Notional Value Margin Requirement Initial Margin
\$100,000 5% \$5,000

By calculating and maintaining the initial margin, market participants can manage their risk exposure and ensure the stability of the financial system.

## STRATEGY & EDUCATION: Initial Margin

When trading on margin, investors are essentially borrowing funds from their broker to increase their buying power. This allows them to potentially earn higher returns, but it also exposes them to greater risks. To mitigate these risks, brokers require investors to maintain a certain level of initial margin.

### Minimum Requirements for Initial Margin

The minimum requirements for initial margin vary depending on the asset being traded and the regulations set by the relevant regulatory bodies. For example, in the United States, the Securities and Exchange Commission (SEC) and the Financial Industry Regulatory Authority (FINRA) have established rules regarding initial margin requirements.

These requirements are typically expressed as a percentage of the total value of the position. For example, if the initial margin requirement is 50%, an investor would need to deposit at least 50% of the total value of the position in their margin account.

### Example of Initial Margin Calculation

Let’s say an investor wants to open a new position in a margin account to buy 100 shares of a stock. The current market price of the stock is \$50 per share, making the total value of the position \$5,000. If the initial margin requirement is 50%, the investor would need to deposit at least \$2,500 (50% of \$5,000) in their margin account to open the position.
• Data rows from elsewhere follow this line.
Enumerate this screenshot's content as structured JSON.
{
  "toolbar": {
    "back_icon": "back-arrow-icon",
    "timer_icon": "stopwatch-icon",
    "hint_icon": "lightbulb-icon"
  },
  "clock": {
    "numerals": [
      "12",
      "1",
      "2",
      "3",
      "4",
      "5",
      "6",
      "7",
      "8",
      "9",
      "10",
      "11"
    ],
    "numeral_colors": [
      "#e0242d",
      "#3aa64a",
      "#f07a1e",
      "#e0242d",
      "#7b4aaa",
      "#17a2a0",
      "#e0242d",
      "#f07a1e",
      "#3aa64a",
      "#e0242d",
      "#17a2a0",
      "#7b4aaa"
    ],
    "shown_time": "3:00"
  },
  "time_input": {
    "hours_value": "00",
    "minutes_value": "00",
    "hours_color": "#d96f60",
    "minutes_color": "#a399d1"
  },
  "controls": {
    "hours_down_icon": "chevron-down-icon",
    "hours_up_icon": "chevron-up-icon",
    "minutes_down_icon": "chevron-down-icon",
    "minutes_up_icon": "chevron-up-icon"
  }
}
By requiring investors to maintain a certain level of initial margin, brokers aim to protect themselves and their clients from excessive losses. This helps to ensure the stability and integrity of the financial markets.